Citation: Østergaard T, Lundgren T, Rosendahl I, Zettle RD, Jonassen R, Harmer CJ, Stiles TC, Landrø NI and Haaland VØ (2019) Acceptance and Commitment Therapy Preceded by Attention Bias Modification on Residual Symptoms in Depression: A 12-Month Follow-Up. Front. Psychol. 10:1995. doi: 10.3389/fpsyg.2019.01995
Received: 20 June 2019; Accepted: 14 August 2019;
Published: 29 August 2019.
Edited by:Emily K. Sandoz, University of Louisiana at Lafayette, United States
Reviewed by:Francisco J. Ruiz, Fundación Universitaria Konrad Lorenz, Colombia
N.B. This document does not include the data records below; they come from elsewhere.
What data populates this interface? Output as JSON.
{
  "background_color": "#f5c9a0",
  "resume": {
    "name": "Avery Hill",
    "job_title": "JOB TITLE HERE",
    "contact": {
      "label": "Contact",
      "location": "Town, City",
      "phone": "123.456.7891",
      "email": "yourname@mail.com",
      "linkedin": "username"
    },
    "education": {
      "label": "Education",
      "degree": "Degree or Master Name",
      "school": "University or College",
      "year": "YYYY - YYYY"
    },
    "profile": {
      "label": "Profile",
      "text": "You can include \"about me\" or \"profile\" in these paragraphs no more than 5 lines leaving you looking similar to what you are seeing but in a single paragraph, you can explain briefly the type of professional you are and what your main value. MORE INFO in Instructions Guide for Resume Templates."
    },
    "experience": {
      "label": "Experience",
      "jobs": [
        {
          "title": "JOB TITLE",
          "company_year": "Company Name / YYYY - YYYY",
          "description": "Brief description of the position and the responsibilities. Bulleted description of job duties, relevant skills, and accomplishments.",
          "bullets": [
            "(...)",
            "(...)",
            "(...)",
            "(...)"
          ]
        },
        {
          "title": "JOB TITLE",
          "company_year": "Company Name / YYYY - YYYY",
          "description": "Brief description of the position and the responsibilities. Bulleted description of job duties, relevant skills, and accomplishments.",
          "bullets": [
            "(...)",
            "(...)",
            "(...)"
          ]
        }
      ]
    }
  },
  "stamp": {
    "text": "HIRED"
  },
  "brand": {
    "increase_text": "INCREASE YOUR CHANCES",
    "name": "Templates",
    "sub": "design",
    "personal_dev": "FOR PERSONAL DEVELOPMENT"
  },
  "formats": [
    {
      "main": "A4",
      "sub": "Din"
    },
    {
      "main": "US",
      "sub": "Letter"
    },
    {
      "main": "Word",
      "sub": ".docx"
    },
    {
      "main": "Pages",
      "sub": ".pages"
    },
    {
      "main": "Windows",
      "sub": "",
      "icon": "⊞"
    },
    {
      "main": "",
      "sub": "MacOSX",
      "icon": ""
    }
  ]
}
Federica Galli, University of Milan, Italy
Copyright © 2019 Østergaard, Lundgren, Rosendahl, Zettle, Jonassen, Harmer, Stiles, Landrø and Haaland. This is an open-access article distributed under the terms of the Creative Commons Attribution License (CC BY). The use, distribution or reproduction in other forums is permitted, provided the original author(s) and the copyright owner(s) are credited and that the original publication in this journal is cited, in accordance with accepted academic practice. No use, distribution or reproduction is permitted which does not comply with these terms.